Beatrice offered a workshop that turned Milton Keynes into a live urban laboratory and explored the body’s relationship to the new city through methods of expanded choreography and town planning. During her stay she wrote a document, in collaboration with her father Dr Bob Jarvis, which delicately and poetically offers an insight to her 10 days. Inspired by how many rules and manifestoes the city has developed in its 48 years, she produced ‘This is not a manifesto’ which can be accessed here:

During Beatrice’s stay, our Cite Artist Aaron James discovered hours of interviews with the Milton Keynes Development Corporation in the City Discovery Centre archives. Through the interviews Aaron learnt a lot about the original plans for the town’s development and the little touches MKDC created for new homeowners in the 1960s. One of these touches was that upon purchasing a house the new property owner was gifted a tree voucher, enabling them to have a thriving garden. This information inspired Aaron to think about the roots of the city’s urban design and planning, how it grew and developed into the MK we know today, and its relationship to the aims of Groundwork: to build connections between local and national artists, MK residents and businesses. In honour of Groundwork, Aaron decided to gift a tree to Milton Keynes Arts Centre and Tracing the Pathway. For Aaron the tree became a symbol of/for the future growth and development of the project but also a metaphorical link to some of the places Beatrice and Aaron visited during their stay. Of particular significance was the former residence of Beatrice’s father Bob, who lived there in 1957-1960. The house was more recently occupied by the town planner John Seed, who was a pivotal figure in the establishment of the town.

As part of Beatrice’s sharing event, Aaron showed a film of the tree being planted. The film was layered with recordings of interviews from the Discovery Centre archive alongside ones he had conducted himself.

Phil, as our second Site Artist, spent many hours exploring footpaths, dead ends and grassy verges, taking a mythogeographical turn around Milton Keynes.

Phil had a wildly varied visit: from improvisational massages with strangers to attending the Lawn Mower Club; Mad Max adventures to architectural petcha kutchas; Medieval choral music in famous, forgotten churches to Jazz Night soul; having supper with the High Sheriff of Buckinghamshire to attending a Baptism. Phil embraced Milton Keynes in a way that many visitors might not know how. He insatiably investigated the history of the site before it existed as a new town; placing stories on top of stories to open mine and Cara’s eyes to a different Milton Keynes.

In Phil’s own words:

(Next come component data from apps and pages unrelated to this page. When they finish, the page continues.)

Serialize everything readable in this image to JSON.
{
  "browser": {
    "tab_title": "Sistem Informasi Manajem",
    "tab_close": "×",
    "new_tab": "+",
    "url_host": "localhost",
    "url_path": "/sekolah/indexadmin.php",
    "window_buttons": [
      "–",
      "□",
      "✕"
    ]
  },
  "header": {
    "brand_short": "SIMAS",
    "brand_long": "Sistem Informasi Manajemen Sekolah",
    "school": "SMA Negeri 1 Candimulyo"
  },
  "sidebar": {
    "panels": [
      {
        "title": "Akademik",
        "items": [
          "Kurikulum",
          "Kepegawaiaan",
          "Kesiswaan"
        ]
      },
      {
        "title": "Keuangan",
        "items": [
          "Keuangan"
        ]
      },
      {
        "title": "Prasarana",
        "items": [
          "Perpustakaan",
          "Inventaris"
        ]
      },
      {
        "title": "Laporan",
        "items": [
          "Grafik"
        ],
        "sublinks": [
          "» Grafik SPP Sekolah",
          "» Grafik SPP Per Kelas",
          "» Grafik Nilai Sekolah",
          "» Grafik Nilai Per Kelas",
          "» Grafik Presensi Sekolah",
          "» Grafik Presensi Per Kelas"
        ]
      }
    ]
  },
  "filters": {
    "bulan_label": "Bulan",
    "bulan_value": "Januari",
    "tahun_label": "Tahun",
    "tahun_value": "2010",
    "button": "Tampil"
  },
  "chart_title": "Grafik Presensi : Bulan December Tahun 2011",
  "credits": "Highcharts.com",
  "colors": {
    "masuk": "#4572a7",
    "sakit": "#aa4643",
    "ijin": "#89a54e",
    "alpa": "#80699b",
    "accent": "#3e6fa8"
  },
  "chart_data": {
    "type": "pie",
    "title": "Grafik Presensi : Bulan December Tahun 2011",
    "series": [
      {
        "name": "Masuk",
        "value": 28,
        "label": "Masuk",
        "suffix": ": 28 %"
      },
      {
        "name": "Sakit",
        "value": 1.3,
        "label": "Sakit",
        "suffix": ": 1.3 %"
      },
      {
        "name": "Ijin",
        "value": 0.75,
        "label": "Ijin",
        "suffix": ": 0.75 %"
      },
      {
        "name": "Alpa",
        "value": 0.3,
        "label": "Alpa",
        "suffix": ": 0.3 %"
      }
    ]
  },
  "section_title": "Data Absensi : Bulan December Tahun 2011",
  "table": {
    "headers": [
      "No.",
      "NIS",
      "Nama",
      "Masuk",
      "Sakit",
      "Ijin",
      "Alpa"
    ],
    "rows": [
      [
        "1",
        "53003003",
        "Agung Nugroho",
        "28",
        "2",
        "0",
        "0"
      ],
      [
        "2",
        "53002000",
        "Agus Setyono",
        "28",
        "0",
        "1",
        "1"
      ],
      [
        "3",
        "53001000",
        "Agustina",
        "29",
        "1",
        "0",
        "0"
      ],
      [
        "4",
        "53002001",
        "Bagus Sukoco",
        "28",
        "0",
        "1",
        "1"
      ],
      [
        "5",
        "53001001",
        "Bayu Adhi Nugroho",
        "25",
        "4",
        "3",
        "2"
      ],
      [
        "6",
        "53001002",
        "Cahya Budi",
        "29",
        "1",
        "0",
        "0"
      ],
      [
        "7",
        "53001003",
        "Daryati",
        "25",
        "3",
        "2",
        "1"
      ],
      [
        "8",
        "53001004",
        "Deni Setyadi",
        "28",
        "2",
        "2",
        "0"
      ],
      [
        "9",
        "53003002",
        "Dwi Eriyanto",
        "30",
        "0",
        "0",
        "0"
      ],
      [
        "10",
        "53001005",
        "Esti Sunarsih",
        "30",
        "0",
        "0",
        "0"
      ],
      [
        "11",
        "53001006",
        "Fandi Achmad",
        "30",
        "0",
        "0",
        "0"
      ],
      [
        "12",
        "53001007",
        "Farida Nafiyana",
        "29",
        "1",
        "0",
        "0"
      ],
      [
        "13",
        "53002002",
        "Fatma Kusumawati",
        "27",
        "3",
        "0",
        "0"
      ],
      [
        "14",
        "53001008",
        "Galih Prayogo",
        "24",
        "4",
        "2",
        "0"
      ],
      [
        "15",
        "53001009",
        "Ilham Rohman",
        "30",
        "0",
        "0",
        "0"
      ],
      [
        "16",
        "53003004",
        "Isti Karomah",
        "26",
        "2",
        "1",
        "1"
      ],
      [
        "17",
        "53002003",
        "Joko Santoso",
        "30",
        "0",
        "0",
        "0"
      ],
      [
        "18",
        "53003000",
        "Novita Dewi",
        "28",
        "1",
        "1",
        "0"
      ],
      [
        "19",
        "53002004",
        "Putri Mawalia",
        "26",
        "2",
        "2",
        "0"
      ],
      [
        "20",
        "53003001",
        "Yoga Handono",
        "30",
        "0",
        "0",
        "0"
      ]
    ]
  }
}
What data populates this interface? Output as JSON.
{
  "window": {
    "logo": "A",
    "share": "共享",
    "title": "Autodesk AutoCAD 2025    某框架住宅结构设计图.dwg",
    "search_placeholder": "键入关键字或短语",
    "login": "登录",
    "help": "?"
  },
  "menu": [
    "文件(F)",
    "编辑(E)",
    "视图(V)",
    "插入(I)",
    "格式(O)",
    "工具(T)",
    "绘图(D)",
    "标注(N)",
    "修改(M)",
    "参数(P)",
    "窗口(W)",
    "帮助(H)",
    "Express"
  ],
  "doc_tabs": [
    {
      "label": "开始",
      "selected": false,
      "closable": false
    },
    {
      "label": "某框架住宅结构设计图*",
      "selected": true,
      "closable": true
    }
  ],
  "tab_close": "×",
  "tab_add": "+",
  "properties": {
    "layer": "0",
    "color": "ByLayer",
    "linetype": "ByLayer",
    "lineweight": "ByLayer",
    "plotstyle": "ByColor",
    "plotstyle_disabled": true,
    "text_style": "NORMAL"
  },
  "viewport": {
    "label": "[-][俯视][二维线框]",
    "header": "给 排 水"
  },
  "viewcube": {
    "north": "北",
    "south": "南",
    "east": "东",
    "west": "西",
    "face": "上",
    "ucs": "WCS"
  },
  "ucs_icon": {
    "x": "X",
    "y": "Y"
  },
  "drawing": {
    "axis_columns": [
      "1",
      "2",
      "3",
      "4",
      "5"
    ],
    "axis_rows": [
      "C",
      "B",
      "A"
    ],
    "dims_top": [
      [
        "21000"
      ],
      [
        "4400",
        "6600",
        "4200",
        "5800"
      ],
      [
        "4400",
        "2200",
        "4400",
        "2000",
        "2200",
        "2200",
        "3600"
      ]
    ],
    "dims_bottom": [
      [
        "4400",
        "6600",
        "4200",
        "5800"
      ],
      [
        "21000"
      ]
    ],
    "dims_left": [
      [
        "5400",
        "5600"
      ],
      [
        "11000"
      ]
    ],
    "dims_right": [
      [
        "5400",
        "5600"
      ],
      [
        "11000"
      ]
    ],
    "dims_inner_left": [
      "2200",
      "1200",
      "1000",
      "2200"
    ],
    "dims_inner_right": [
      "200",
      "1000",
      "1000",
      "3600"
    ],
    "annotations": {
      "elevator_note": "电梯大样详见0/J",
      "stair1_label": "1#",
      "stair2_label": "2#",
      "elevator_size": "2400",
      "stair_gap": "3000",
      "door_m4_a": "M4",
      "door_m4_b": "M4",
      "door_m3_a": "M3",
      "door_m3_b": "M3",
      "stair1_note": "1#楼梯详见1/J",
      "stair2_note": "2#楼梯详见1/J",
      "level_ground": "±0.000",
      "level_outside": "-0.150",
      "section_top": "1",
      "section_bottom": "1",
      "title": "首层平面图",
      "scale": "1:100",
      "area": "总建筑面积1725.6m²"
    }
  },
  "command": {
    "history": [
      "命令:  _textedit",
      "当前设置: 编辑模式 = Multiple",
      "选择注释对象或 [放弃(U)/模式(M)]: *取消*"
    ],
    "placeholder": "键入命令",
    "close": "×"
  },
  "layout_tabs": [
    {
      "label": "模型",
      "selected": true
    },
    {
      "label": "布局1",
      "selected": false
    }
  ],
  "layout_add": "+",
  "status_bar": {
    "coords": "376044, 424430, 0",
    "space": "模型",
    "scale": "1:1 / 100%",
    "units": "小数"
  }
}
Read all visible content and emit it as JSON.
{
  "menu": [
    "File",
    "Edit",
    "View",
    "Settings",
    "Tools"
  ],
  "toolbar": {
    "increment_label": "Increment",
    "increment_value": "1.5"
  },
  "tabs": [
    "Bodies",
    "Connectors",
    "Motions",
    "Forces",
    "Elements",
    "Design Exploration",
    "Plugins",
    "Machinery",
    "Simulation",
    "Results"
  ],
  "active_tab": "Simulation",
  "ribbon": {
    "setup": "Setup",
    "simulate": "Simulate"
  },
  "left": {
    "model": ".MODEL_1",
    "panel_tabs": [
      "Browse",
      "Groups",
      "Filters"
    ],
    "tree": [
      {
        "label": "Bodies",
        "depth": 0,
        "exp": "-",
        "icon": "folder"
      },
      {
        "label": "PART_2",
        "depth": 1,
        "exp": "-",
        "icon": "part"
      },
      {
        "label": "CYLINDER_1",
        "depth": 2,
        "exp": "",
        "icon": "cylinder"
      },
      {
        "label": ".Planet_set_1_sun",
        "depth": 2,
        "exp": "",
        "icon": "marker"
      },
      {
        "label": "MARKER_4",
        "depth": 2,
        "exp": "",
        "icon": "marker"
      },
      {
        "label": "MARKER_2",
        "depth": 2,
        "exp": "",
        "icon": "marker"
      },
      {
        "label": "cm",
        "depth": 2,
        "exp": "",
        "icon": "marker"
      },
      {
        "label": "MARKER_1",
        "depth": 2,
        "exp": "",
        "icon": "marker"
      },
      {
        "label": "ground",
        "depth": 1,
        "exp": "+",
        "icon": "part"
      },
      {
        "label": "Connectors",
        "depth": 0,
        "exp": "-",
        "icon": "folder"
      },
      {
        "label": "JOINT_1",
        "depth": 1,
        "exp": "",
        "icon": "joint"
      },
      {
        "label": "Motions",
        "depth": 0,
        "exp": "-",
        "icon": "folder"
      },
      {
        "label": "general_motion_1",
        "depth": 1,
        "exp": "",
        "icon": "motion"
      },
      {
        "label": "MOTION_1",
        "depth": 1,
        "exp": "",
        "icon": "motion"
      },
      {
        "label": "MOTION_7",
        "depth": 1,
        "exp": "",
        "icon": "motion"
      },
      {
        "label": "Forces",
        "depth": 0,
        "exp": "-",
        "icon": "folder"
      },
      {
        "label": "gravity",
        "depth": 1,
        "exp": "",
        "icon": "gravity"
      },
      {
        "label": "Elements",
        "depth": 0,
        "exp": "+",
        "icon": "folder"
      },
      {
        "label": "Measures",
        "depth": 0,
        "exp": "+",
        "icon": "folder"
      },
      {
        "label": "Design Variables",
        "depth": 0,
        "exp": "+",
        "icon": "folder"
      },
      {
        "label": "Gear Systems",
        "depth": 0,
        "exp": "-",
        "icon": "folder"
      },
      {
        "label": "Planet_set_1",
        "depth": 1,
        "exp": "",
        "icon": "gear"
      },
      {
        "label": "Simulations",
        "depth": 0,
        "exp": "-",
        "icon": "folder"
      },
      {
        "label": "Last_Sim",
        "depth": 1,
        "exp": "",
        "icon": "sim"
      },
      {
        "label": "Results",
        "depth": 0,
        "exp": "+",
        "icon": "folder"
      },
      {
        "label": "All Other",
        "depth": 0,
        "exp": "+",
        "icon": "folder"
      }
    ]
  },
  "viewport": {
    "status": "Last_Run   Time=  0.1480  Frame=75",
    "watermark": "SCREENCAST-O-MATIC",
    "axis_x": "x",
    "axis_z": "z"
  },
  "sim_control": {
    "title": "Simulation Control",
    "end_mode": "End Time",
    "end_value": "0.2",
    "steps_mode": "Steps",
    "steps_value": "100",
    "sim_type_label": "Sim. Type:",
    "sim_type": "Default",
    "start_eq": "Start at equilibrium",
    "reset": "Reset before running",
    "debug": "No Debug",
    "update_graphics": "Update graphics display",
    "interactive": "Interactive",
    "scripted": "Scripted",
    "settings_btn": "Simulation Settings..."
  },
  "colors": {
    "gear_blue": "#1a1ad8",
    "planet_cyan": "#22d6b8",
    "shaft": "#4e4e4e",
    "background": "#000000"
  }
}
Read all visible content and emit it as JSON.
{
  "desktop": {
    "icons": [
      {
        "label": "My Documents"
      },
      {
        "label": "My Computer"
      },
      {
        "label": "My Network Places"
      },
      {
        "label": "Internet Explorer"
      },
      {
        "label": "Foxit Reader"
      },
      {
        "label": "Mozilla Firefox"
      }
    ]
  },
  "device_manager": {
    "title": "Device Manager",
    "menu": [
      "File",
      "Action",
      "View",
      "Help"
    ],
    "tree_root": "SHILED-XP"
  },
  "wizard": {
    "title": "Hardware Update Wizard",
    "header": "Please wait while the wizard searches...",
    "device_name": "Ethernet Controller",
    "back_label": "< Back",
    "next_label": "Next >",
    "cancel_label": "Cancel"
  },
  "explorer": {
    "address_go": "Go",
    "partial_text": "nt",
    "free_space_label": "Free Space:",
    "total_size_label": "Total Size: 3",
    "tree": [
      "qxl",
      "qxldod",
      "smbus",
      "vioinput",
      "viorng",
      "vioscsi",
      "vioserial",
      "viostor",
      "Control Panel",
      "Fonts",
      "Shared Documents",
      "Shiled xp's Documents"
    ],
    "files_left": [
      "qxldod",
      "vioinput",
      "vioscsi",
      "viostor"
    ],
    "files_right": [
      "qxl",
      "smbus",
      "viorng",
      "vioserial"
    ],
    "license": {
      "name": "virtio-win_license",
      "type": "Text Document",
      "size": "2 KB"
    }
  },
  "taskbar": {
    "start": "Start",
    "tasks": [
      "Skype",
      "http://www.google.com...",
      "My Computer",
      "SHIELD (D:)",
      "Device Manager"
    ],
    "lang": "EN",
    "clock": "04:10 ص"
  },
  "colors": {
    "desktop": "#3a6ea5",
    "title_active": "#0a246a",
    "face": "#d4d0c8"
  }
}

‘I had set out to test the city with walking. But all the time I was telling myself poisonous stories: “The city is a brutalist, windswept grid of unnatural materials.” “The city is an idyll where town is greener than countryside and all desirable entertainment is a short drive away.” Aloof in the entanglement of its narratives, somehow nothing is ameliorated in the peculiar ambiguities of Milton Keynes. Utopia and dystopia sit side by side. Growing more powerful and more principled. At once throttling and productive.’ (From his Sharing Evening Photo Essay, May 2015)

Phil and Aaron discovered a natural phenomena called Slime Flux during one rainy walk. This rare occurrence formed the basis of a new audio track by Aaron. Inspired by the journeys Phil and he traversed along the grid road systems, under by-passes and round the lakes, Aaron took field recordings from multiple sites in MK and re-mixed them to reflect  the cyclical nature of  the city.

Groundwork will continue throughout 2015 with a series of Supper Clubs aimed at Milton Keynes based artists, but which includes invited attendees from further afield. The purpose of the meal is for all to meet and discuss their practice over dinner in an evening curated by a “Host Artist”. More information about these events will be posted soon, in the meantime if you are interested in attending one of these events please email Cara and I via: [email protected] .

We will shortly be uploading all the documentation of the Groundwork events to its website and to our own website